As corporations are beginning to deal with the COVID-19 pandemic, the practical aspects of how to take action are becoming more challenging. To appreciate the implications of this, let’s look at an example, if one of your employees is found to be ill with COVID-19.

Let’s imagine:

What are the implications for you as an employer? To understand this, we will need to answer: When did the employee become ill?

Incubation Period: How long does it take for symptoms to appear once infected?

Our current understanding is that COVID-19 is spread from person to person, and so it is important to notify others should a case occur in a work environment.

A recently published study confirms fewer than 2.5 percent developed symptoms within 2.2 days. The estimated time from being exposed to the development of symptoms is a median of 5.1 days. Estimated time until development of a fever was 5.7 days. Of those who are the latest to develop symptoms, 97.5 percent of those infected had symptoms appear by 11.5 days.

So, in our example above, the employee was likely infected five days BEFORE they felt sick. The employee left work on Day 1, but first felt symptoms on the prior date. Let’s call the Tuesday before they left work Day 1.  The latest understanding is that the employee was likely infected 5 days before, which means they could have been spreading the virus on the previous Friday, Saturday, Sunday, and Monday before feeling symptoms on Tuesday, which would be the typical 5th day from infection. It is being reported in a soon-to-be-published study that researchers found “very high levels of virus emitted from the throat of patients from the earliest point in their illness — when people are generally still going about their daily routines.”

Did the infected employee unknowingly “share” their virus in the office over the weekend or on Monday, Tuesday, or before they left work on Wednesday? What about the previous Friday? It is difficult, if not impossible, to know exactly when the employee became contagious, but the science is telling us this is the likely timeframe.

The coworkers who were exposed and contracted COVID-19 will start having symptoms about 50 percent of the time. The challenge is that the workforce who has been infected have also been at work and exposing others for multiple days. Thus, the high rate of spread once the virus enters a community…or business. This is a real problem when an employer is attempting to limit spread.

So, Now What?

In the best of all possible worlds, all the employees at work will have used social distancing, the workspaces and other shared spaces will have been cleaned regularly and thoroughly, and the workers had used hand washing extensively and retrained themselves not to touch their faces.

In this scenario, the employer could communicate to the workforce that they may have been exposed, to monitor for fever and other symptoms and signs over the weekend, and do not come in if a fever of 100 degrees or symptoms of sore throat, cough, or shortness of breath occur. If deemed necessary (depending on the compliance of the workforce), temperature checking could occur prior to entering the premises to offer additional screening.

In reality, full compliance with these guidelines is very challenging. It won’t be long before we know how well the safety measures worked as other employees monitor for symptoms.

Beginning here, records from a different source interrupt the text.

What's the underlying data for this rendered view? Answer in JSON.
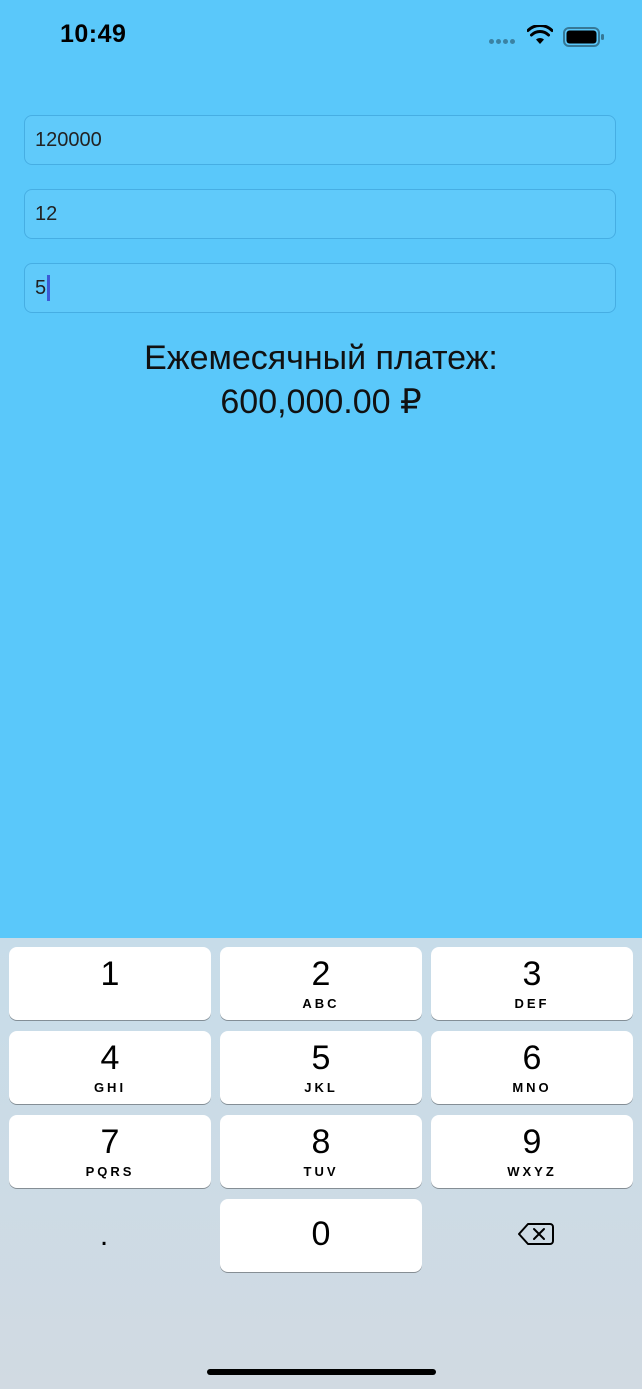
{
  "status_bar": {
    "time": "10:49",
    "icons": [
      "cellular-signal-icon",
      "wifi-icon",
      "battery-icon"
    ]
  },
  "form": {
    "amount_value": "120000",
    "term_value": "12",
    "rate_value": "5"
  },
  "result": {
    "label": "Ежемесячный платеж:",
    "value": "600,000.00 ₽"
  },
  "keyboard": {
    "keys": [
      {
        "digit": "1",
        "letters": ""
      },
      {
        "digit": "2",
        "letters": "ABC"
      },
      {
        "digit": "3",
        "letters": "DEF"
      },
      {
        "digit": "4",
        "letters": "GHI"
      },
      {
        "digit": "5",
        "letters": "JKL"
      },
      {
        "digit": "6",
        "letters": "MNO"
      },
      {
        "digit": "7",
        "letters": "PQRS"
      },
      {
        "digit": "8",
        "letters": "TUV"
      },
      {
        "digit": "9",
        "letters": "WXYZ"
      }
    ],
    "decimal": ".",
    "zero": "0",
    "delete_icon": "delete-backspace-icon"
  },
  "colors": {
    "background": "#5AC8FA",
    "keyboard_background": "#D1DAE2",
    "cursor": "#3B5BD6"
  }
}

When Can the Employee Return to Work Safely?

In the same study mentioned above, it is concluded: “The scientists could not grow viruses from throat swabs or sputum specimens after day 8 of illness from people who had mild infections.” For those with moderate to severe symptoms, the jury is still out on when they can return to work.

Because of all of this, managing the COVID-19 virus in the workplace is going to present significant challenges.

The key is going to be educating, encouraging, and supporting employees, following the CDC’s guidelines for social distancing and personal hygiene, as well as early identification of risk and/or symptoms and quarantining those at increased risk.

This is particularly true for those at increased risk who may be well advised to stay out of the workplace, when COVID-19 appears in the community, until it is controlled.